This week on the 'net, we learned that Carrie Brownstein will complete an unfinished Nora Ephron project, we celebrated Napoleon Dynamite’s tenth anniversary—as well as the Blair Witch Project’s 15th—and visited the Greenwich Village apartment that inspired Rear Window. Plus a whole lot more! Let’s dive right in, shall we?
- Reflecting on the James Brown biopic Get on Up, here's Grantland with three steps to improving movies about the lives of musicians.
- This week, Kate Losse wrote for Model View Culture about why efforts to bring women into tech will fail as long as their work is thought of as less valuable. (h/t MediaREDEF)
- "As they respond to the rapid change in viewing habits, Nickelodeon and other children’s television networks are seeking the right balance of programming for traditional and digital screens." Emily Steel on Nickelodeon’s digital generation.
- Vox’s Todd VanDerWerff wrote this week about how The Blair Witch Project--which is celebrating its 15-year anniversary--changed the face of horror.
- "It’s a film of purposeful and often brave excess, one that makes a core virtue of going too far, of pushing scenes and moments past their breaking point.
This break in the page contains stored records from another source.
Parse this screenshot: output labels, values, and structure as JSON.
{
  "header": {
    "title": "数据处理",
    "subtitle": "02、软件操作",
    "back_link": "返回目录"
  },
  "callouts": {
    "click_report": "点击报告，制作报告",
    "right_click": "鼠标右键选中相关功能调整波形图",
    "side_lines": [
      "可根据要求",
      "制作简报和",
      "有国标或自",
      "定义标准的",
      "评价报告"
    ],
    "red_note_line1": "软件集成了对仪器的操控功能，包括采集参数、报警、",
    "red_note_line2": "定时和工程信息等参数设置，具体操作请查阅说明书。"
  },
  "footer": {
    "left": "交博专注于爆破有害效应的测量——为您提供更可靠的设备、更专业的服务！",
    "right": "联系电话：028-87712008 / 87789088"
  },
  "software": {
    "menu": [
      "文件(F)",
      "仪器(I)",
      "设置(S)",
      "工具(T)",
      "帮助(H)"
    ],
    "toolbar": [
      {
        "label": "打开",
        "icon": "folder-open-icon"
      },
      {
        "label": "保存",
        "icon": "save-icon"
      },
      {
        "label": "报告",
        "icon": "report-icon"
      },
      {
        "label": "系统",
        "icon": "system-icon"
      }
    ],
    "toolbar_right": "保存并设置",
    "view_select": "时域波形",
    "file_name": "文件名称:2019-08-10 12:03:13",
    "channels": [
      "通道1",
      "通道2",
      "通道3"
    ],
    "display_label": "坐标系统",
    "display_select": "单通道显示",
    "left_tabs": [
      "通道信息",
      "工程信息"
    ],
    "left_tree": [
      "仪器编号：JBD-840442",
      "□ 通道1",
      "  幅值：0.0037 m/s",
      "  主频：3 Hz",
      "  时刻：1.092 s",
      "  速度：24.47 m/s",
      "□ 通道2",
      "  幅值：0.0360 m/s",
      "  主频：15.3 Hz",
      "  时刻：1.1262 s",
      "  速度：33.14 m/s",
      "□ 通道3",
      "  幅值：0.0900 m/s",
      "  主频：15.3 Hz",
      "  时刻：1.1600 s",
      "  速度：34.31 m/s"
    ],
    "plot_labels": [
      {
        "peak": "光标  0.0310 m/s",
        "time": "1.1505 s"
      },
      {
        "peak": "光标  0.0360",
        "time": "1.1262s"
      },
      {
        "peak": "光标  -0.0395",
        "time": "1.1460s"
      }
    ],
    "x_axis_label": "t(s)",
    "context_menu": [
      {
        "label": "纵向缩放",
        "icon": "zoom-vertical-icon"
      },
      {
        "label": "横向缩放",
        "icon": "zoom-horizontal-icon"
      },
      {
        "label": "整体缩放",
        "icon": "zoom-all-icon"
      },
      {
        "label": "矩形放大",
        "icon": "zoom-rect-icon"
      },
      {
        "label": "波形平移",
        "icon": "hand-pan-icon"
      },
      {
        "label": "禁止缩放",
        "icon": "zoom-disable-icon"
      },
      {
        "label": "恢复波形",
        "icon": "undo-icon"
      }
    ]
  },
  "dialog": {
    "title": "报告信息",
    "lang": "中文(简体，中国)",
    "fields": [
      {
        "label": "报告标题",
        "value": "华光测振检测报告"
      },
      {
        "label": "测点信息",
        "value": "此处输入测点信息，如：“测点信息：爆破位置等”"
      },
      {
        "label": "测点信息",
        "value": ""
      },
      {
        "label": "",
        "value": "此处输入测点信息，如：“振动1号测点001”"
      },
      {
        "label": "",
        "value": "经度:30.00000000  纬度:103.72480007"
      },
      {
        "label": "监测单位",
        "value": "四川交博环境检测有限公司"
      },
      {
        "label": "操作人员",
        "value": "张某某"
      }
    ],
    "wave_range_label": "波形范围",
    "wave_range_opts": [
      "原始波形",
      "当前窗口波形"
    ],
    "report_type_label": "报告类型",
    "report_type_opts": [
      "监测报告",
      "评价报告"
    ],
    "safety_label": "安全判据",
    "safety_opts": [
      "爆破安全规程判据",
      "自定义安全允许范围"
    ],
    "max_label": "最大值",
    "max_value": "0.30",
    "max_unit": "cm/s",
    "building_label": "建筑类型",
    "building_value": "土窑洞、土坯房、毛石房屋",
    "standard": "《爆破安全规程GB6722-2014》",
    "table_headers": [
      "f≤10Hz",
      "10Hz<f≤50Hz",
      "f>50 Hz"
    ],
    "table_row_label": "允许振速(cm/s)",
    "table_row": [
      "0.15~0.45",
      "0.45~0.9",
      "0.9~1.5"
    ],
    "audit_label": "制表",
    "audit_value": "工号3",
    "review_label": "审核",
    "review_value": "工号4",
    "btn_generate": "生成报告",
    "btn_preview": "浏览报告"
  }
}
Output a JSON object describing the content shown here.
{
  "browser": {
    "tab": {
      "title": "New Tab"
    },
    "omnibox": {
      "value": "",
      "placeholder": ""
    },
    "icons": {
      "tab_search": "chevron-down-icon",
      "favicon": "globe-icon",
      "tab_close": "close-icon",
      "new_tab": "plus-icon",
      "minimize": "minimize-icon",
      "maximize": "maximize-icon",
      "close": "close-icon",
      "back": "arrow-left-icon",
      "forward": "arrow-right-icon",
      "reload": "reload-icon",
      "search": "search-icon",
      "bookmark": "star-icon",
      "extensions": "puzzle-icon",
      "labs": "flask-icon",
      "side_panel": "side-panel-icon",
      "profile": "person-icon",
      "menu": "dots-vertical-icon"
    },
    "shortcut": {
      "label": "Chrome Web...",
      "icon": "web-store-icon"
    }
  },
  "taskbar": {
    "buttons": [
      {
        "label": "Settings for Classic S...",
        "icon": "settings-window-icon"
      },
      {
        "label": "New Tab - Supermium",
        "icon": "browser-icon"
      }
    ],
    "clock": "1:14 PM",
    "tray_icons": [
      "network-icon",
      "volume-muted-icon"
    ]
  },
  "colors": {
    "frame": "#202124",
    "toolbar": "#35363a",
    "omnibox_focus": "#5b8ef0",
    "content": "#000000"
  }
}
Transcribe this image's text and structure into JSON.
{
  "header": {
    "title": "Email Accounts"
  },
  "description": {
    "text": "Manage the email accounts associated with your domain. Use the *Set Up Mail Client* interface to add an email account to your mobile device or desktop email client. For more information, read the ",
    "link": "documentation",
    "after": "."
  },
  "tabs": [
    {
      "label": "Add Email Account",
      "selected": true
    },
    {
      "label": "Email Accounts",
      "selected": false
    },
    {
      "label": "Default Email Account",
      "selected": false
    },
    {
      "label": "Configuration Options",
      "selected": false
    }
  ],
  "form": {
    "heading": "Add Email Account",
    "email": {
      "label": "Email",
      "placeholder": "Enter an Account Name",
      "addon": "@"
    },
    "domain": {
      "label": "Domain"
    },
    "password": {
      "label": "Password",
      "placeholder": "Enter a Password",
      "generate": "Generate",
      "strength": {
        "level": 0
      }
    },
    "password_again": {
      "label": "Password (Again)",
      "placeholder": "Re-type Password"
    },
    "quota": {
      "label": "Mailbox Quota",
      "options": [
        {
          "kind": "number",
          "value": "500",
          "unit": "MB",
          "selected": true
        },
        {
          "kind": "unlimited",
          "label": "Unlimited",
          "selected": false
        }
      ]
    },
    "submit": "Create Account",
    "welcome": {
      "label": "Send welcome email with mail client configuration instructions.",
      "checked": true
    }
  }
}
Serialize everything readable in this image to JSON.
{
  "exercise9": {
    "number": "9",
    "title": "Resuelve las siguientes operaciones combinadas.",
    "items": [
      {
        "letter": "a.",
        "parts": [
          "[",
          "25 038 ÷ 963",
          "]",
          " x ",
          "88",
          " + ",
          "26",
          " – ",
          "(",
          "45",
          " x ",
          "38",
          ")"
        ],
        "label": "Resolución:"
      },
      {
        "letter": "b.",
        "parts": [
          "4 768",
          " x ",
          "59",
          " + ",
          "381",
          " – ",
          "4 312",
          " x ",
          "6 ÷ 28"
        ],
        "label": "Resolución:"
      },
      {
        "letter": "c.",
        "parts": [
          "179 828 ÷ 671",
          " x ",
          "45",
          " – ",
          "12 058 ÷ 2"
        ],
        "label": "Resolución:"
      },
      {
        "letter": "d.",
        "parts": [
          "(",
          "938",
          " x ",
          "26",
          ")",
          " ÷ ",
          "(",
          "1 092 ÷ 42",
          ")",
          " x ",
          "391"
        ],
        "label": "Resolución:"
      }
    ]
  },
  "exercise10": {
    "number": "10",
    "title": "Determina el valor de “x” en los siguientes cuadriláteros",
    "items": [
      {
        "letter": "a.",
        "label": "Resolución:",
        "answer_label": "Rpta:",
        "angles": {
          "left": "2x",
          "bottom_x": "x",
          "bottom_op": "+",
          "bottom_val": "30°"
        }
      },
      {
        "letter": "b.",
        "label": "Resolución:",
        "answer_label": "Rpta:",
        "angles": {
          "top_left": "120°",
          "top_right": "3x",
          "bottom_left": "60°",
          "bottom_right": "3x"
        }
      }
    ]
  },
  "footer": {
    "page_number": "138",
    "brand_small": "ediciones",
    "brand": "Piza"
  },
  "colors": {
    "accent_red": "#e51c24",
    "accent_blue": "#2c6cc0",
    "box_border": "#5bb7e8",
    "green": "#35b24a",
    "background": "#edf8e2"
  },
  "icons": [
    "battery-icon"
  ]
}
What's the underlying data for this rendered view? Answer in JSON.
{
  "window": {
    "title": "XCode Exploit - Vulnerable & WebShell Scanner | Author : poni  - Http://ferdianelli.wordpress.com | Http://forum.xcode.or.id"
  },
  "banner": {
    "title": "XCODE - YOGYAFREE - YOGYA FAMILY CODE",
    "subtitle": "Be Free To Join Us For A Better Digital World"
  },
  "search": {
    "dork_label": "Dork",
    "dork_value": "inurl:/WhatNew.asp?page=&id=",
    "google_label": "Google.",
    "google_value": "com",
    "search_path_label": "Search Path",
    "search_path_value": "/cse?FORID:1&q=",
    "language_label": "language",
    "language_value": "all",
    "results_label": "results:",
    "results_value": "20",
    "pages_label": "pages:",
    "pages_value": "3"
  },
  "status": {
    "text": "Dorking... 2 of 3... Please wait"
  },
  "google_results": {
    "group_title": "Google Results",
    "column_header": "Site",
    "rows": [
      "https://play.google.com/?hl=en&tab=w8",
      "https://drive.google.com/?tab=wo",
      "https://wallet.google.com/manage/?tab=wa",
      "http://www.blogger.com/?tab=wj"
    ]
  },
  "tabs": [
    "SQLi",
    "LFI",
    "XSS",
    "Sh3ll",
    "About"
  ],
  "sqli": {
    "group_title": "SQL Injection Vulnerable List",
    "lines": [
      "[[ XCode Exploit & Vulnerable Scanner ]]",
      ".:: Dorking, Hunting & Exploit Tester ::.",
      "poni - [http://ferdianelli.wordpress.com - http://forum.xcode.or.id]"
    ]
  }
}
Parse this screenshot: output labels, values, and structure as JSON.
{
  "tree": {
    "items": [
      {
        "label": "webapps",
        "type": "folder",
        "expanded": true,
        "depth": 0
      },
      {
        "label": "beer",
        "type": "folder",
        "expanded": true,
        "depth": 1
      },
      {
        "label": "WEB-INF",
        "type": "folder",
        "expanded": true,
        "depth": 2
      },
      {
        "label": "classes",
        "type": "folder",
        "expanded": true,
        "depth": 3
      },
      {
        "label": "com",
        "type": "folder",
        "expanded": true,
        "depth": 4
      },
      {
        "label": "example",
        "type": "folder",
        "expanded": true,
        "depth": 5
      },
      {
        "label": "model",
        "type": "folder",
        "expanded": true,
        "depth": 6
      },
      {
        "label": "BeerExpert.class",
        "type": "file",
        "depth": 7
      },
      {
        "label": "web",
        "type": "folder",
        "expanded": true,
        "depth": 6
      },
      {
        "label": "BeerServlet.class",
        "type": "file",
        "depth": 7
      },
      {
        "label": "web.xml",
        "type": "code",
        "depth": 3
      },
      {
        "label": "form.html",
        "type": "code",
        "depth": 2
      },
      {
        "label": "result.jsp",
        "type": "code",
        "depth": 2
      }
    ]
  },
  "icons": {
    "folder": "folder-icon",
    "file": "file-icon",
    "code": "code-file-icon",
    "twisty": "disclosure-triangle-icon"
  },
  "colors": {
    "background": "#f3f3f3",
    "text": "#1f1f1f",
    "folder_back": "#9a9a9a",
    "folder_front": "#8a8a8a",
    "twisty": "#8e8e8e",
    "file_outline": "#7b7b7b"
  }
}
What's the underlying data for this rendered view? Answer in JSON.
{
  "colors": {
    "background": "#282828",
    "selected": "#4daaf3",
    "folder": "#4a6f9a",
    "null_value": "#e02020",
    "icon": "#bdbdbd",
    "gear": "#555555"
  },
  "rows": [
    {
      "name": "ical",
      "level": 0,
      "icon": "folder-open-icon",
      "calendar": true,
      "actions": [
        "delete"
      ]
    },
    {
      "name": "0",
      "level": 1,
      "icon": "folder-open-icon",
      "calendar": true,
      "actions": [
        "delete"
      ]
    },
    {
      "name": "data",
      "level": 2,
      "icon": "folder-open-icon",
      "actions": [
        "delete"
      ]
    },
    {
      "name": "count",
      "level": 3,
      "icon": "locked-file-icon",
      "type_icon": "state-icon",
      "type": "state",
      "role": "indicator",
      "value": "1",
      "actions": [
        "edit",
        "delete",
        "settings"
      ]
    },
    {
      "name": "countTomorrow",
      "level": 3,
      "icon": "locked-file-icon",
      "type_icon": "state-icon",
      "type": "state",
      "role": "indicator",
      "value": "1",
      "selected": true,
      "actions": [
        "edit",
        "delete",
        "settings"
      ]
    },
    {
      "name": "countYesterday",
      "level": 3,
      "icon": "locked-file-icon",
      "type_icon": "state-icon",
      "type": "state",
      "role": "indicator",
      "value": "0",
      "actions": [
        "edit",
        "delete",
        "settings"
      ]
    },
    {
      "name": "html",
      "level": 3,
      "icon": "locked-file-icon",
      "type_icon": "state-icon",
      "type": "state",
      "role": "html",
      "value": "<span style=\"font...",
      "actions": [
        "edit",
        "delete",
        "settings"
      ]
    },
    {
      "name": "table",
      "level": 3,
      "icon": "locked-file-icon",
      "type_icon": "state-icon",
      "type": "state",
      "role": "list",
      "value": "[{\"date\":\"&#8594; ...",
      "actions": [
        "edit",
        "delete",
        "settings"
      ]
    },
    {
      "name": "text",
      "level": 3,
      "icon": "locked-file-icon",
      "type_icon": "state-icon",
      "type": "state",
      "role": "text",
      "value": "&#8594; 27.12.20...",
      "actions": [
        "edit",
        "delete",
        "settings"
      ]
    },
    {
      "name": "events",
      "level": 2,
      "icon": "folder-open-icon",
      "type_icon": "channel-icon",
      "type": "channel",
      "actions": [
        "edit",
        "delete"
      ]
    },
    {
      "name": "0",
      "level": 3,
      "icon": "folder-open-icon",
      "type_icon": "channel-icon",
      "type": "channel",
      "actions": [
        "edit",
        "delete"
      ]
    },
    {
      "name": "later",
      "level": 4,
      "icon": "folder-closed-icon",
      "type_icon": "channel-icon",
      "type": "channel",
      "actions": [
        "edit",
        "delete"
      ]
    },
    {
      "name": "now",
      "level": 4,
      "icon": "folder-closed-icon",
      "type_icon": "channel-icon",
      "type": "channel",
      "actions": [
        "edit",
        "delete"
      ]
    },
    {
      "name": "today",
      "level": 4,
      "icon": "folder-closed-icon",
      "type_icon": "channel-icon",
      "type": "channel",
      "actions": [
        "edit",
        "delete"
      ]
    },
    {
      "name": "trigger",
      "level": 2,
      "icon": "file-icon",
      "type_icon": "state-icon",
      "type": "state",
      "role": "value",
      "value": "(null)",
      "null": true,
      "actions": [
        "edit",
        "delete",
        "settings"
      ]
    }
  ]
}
Boogie Nights is perfect. Magnolia is ragingly, deliberately imperfect, a raw and ragged film that’s all the more powerful for its visible seams." Nathan Rabin wrote about "the beautiful imperfection of Magnolia" for The Dissolve.
- Spurred by the new Teenage Mutant Ninja Turtles film, Mike Ryan wrote for ScreenCrush about his exhaustion with cinema's "I need your blood" trope.
- "Inside the real Greenwich Village apartment that inspired Rear Window"
- This week I'll leave you with Ben Burtt, Star Wars' sound designer, talking about the process of creating voices for R2D2 and Chewbacca. Of Chewbacca's, he says, "It's a voice which is manufactured completely out of animal sounds, principally bears." (h/t MediaREDEF)